I’m dressed to match with a skirt of riveted leather, long black boots and a fake-metal corset made of foam. I’m splattered in fake blood.
Sounds strange? Welcome to the world of ‘LARPING’, Live Action Roleplaying. In this fantasy world you create your own character, costumes and weapons. It may seem a bit childish, but they are attended by adults who travel hours to get to each event.
I have been LARPING for a few years and as a result have accumulated a wardrobe filled with weapons and costumes for different characters. A top hat with peacock feathers when I was a voodoo priestess, fake wolf skin hat from my time as a barbarian and pointy ears for my archer elf character…I have so much stuff.
I’m playing a barbarian called ‘Kara Úlfhéõnar’. Kara’s family decided that it was time to find a new home, for us this meant conquering and attacking someone else’s village.
Before we get to kill anyone on the day we get an introduction to our adventure. We’re told that along the way to finding a village we have to dissuade our barbarian ‘family’s’ head Hammerin from attacking Minotaur villages. This is not too difficult as Hammerin, when in character, has a normal intelligence of a barbarian. On weekdays, when Hammerin is not trying to burn down villages, he’s a 27-year-old software tester.
We convince him the place he wants to attack is “a village of cows” with no people to fight. Hammerin, who has a shave head and is bare-chested wearing only a kilt, agrees reluctantly. He likes bashing things.
Along the way we encounter a small barbarian child (not really a ‘child’ but just a really short woman who can pull off a very squeaky voice) who complains and asks for our weapons.
“You want weapon?!” I shout “We fight then!” At which point she looks at me strangely and starts talking to someone else.
But while the ‘child’ is being annoyingly squeaky (making all of us want to kill her both in character and in real life) she indirectly tells us that there is a barbarian village nearby, which sounds like the place for us.

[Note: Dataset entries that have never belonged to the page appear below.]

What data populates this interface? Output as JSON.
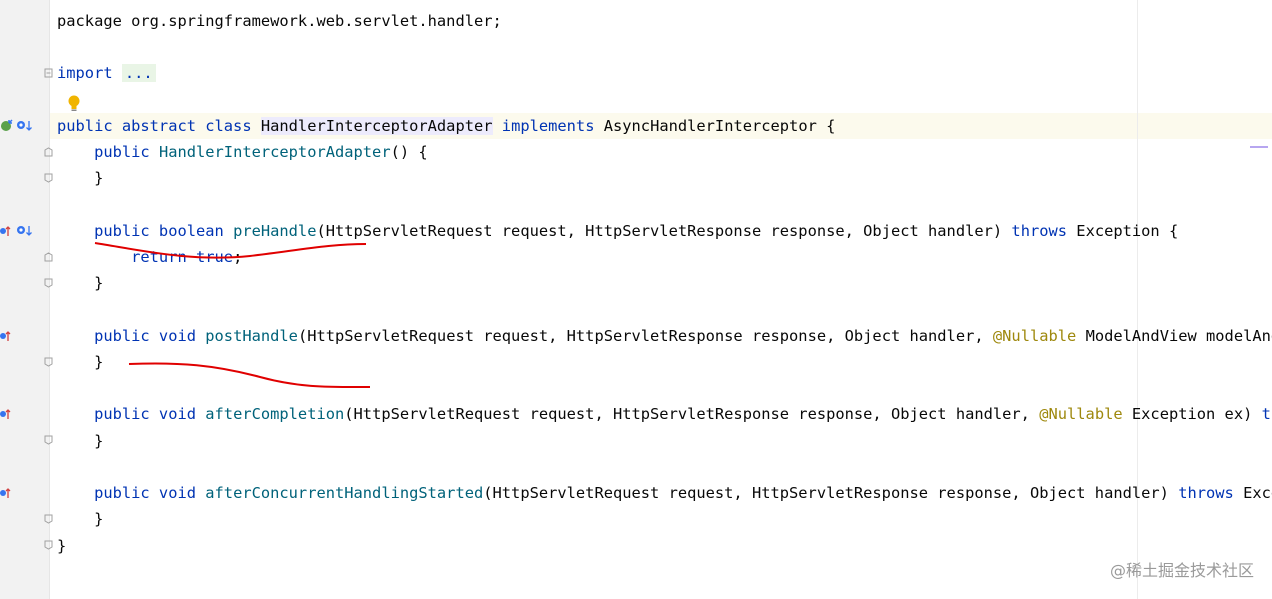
{
  "code_lines": [
    {
      "tokens": [
        {
          "t": "package",
          "c": "plain"
        },
        {
          "t": " org.springframework.web.servlet.handler;",
          "c": "plain"
        }
      ]
    },
    {
      "tokens": []
    },
    {
      "tokens": [
        {
          "t": "import",
          "c": "kw"
        },
        {
          "t": " ",
          "c": "plain"
        },
        {
          "t": "...",
          "c": "fold"
        }
      ]
    },
    {
      "tokens": []
    },
    {
      "tokens": [
        {
          "t": "public abstract class ",
          "c": "kw"
        },
        {
          "t": "HandlerInterceptorAdapter",
          "c": "hl"
        },
        {
          "t": " ",
          "c": "plain"
        },
        {
          "t": "implements",
          "c": "kw"
        },
        {
          "t": " AsyncHandlerInterceptor {",
          "c": "plain"
        }
      ]
    },
    {
      "tokens": [
        {
          "t": "    public ",
          "c": "kw"
        },
        {
          "t": "HandlerInterceptorAdapter",
          "c": "m"
        },
        {
          "t": "() {",
          "c": "plain"
        }
      ]
    },
    {
      "tokens": [
        {
          "t": "    }",
          "c": "plain"
        }
      ]
    },
    {
      "tokens": []
    },
    {
      "tokens": [
        {
          "t": "    public boolean ",
          "c": "kw"
        },
        {
          "t": "preHandle",
          "c": "m"
        },
        {
          "t": "(HttpServletRequest request, HttpServletResponse response, Object handler) ",
          "c": "plain"
        },
        {
          "t": "throws",
          "c": "kw"
        },
        {
          "t": " Exception {",
          "c": "plain"
        }
      ]
    },
    {
      "tokens": [
        {
          "t": "        return true",
          "c": "kw"
        },
        {
          "t": ";",
          "c": "plain"
        }
      ]
    },
    {
      "tokens": [
        {
          "t": "    }",
          "c": "plain"
        }
      ]
    },
    {
      "tokens": []
    },
    {
      "tokens": [
        {
          "t": "    public void ",
          "c": "kw"
        },
        {
          "t": "postHandle",
          "c": "m"
        },
        {
          "t": "(HttpServletRequest request, HttpServletResponse response, Object handler, ",
          "c": "plain"
        },
        {
          "t": "@Nullable",
          "c": "ann"
        },
        {
          "t": " ModelAndView modelAndVie",
          "c": "plain"
        }
      ]
    },
    {
      "tokens": [
        {
          "t": "    }",
          "c": "plain"
        }
      ]
    },
    {
      "tokens": []
    },
    {
      "tokens": [
        {
          "t": "    public void ",
          "c": "kw"
        },
        {
          "t": "afterCompletion",
          "c": "m"
        },
        {
          "t": "(HttpServletRequest request, HttpServletResponse response, Object handler, ",
          "c": "plain"
        },
        {
          "t": "@Nullable",
          "c": "ann"
        },
        {
          "t": " Exception ex) ",
          "c": "plain"
        },
        {
          "t": "throw",
          "c": "kw"
        }
      ]
    },
    {
      "tokens": [
        {
          "t": "    }",
          "c": "plain"
        }
      ]
    },
    {
      "tokens": []
    },
    {
      "tokens": [
        {
          "t": "    public void ",
          "c": "kw"
        },
        {
          "t": "afterConcurrentHandlingStarted",
          "c": "m"
        },
        {
          "t": "(HttpServletRequest request, HttpServletResponse response, Object handler) ",
          "c": "plain"
        },
        {
          "t": "throws",
          "c": "kw"
        },
        {
          "t": " Excepti",
          "c": "plain"
        }
      ]
    },
    {
      "tokens": [
        {
          "t": "    }",
          "c": "plain"
        }
      ]
    },
    {
      "tokens": [
        {
          "t": "}",
          "c": "plain"
        }
      ]
    }
  ],
  "watermark": "@稀土掘金技术社区",
  "icons": {
    "bulb": "lightbulb-icon",
    "implementing": "implemented-by-icon",
    "overriding": "overrides-method-icon"
  },
  "colors": {
    "keyword": "#0033b3",
    "method": "#00627a",
    "annotation": "#9e880d",
    "red_strokes": "#e00000"
  }
}
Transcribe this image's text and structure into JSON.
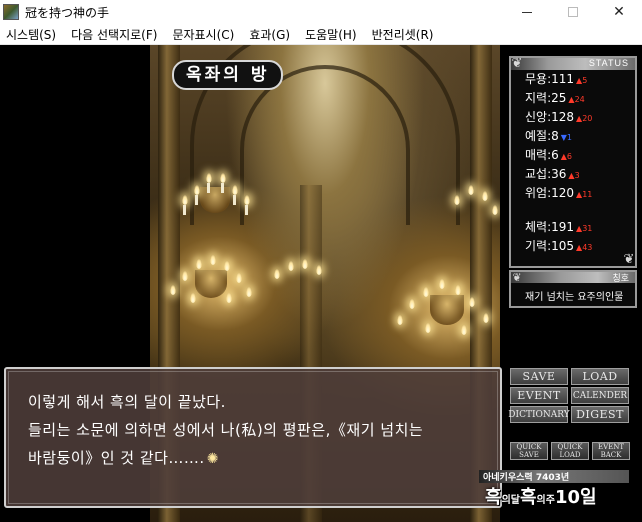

Our approach to attacking the village is very much hit and miss, we hit them and they hit us back harder. We attack with our weapons—made of foam—to no avail leading to the ‘death’ of our entire party.
After a few minutes of pretending to die under some shade we ‘resurrect’, and prepare to attack again.
This time we try a different tactic where we each fight the chief individually. Hammerin was up first, shouting “four normal!” (the type and amount of damage) and attacking with his sword while blocking with shield. Our healer, dressed in a white fur robe with a wolf-head hat and is holding a skull he calls ‘Mother’, soon enters the fray. He kills the chief but is called a cheater by the villagers because he used a healing potion on Hammerin.
So instead the village elder decides that the chief’s wife is now the chief. The wife grabs a dual wielding sword and is ready for battle. “Ragnar”, a 26-year-old blast door technician, attacks with his polearm but it is not enough.
Since the men aren’t getting anywhere, I am approached by the chief’s wife, the man dressed in drag, who asks that we decide this between the women. I respond with a grunt of approval and we fight, dealing a 100 points.
The villagers all bow down to me as I let out a victory cry.